Several youth activists from the 18-day uprising against Mubarak and mourners attending the service held the Muslim "prayer for the dead." An imam led the prayer and a Coptic Christian priest gave a short speech afterward.
Some of those inside the mosque chanted, "prosecution, prosecution," demanding that the perpetrators of the killings face justice. After the prayers, the coffins were carried to the paupers' cemetery in the old neighborhood for burial.
"These martyrs are the children of the Egyptian people who sacrificed their lives so that we can live in freedom," said activist Tarek Zeydan, who coordinated the funeral.
It remains unknown who the 19 were, when and how exactly they were killed during the tumultuous revolt that shook Egypt. The state MENA news agency reported that the only fact established about them was that they were between 20 and 25 years of age.

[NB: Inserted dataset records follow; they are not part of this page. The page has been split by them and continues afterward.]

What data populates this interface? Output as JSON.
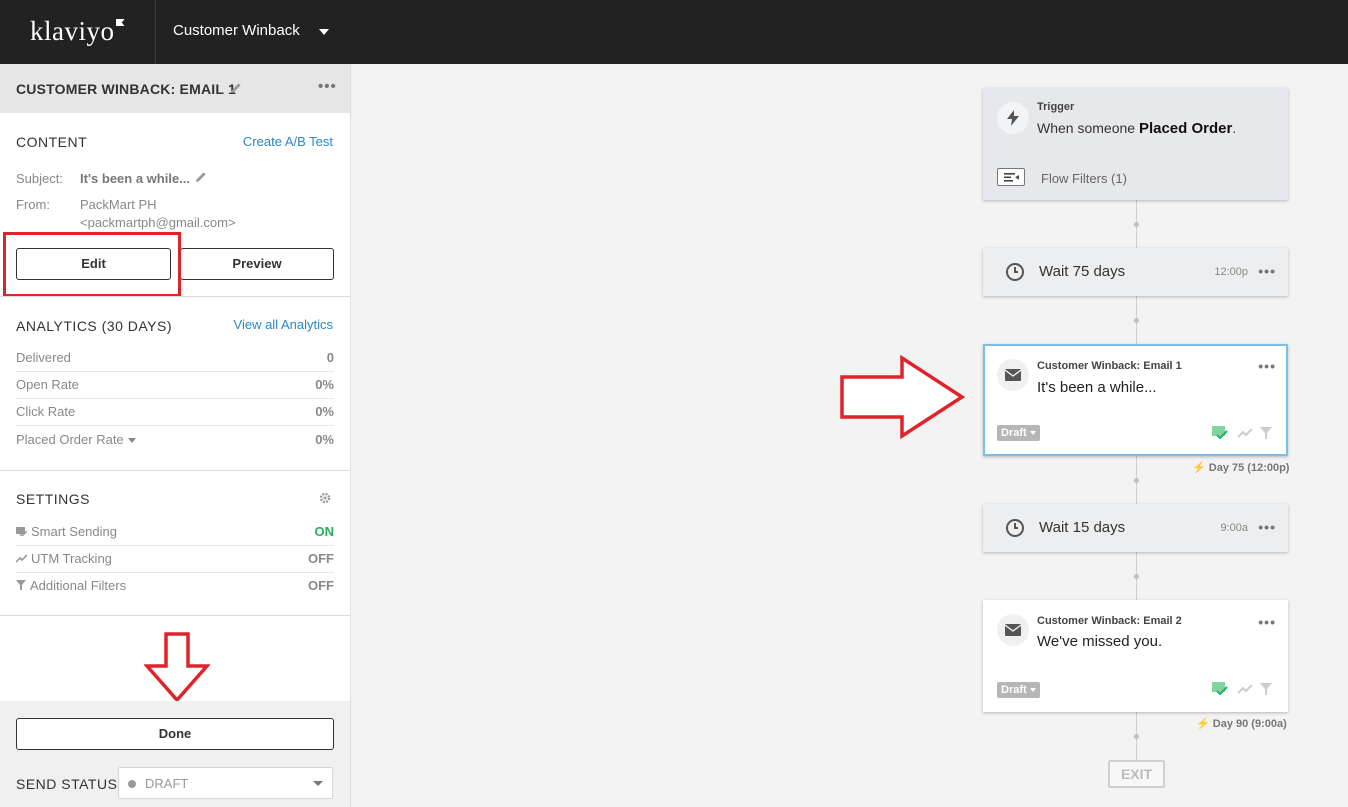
{
  "header": {
    "logo": "klaviyo",
    "flow_name": "Customer Winback"
  },
  "panel": {
    "title": "CUSTOMER WINBACK: EMAIL 1",
    "content": {
      "label": "CONTENT",
      "ab_link": "Create A/B Test",
      "subject_label": "Subject:",
      "subject_value": "It's been a while...",
      "from_label": "From:",
      "from_name": "PackMart PH",
      "from_email": "<packmartph@gmail.com>",
      "edit_btn": "Edit",
      "preview_btn": "Preview"
    },
    "analytics": {
      "label": "ANALYTICS (30 DAYS)",
      "link": "View all Analytics",
      "rows": [
        {
          "label": "Delivered",
          "value": "0"
        },
        {
          "label": "Open Rate",
          "value": "0%"
        },
        {
          "label": "Click Rate",
          "value": "0%"
        },
        {
          "label": "Placed Order Rate",
          "value": "0%"
        }
      ]
    },
    "settings": {
      "label": "SETTINGS",
      "rows": [
        {
          "label": "Smart Sending",
          "value": "ON"
        },
        {
          "label": "UTM Tracking",
          "value": "OFF"
        },
        {
          "label": "Additional Filters",
          "value": "OFF"
        }
      ]
    },
    "done_btn": "Done",
    "send_status_label": "SEND STATUS",
    "send_status_value": "DRAFT"
  },
  "flow": {
    "trigger": {
      "label": "Trigger",
      "prefix": "When someone ",
      "event": "Placed Order",
      "suffix": ".",
      "filters": "Flow Filters (1)"
    },
    "wait1": {
      "label": "Wait 75 days",
      "time": "12:00p"
    },
    "email1": {
      "title": "Customer Winback: Email 1",
      "subject": "It's been a while...",
      "status": "Draft",
      "day": "Day 75 (12:00p)"
    },
    "wait2": {
      "label": "Wait 15 days",
      "time": "9:00a"
    },
    "email2": {
      "title": "Customer Winback: Email 2",
      "subject": "We've missed you.",
      "status": "Draft",
      "day": "Day 90 (9:00a)"
    },
    "exit": "EXIT"
  },
  "colors": {
    "accent_link": "#2b87c9",
    "annotation_red": "#e0232a",
    "on_green": "#27ae60",
    "topbar": "#222222"
  }
}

The massive demonstrations forced Mubarak to step down on Feb. 11, after nearly three decades of absolute power. Among the protesters' chief complaints was the corruption that permeated his government and virtually all levels of society.
Mubarak, who is now in custody in hospital because of a heart condition, is to go on trial Aug. 3, charged with corruption and the intentional killing of the protesters. His two sons are to be tried at the same time on charges of corruption. If convicted, the former president could face the death penalty.
The revolt in Egypt followed quickly after a similarly surprising uprising in Tunisia that forced that country's longtime leader from power.
Since Mubarak's ouster, ongoing revolts have swept Yemen, Libya and Syria, but entrenched leaders in those countries have clung to power and have been responsible for widespread violence and killings of their own people who are demanding democratic reforms.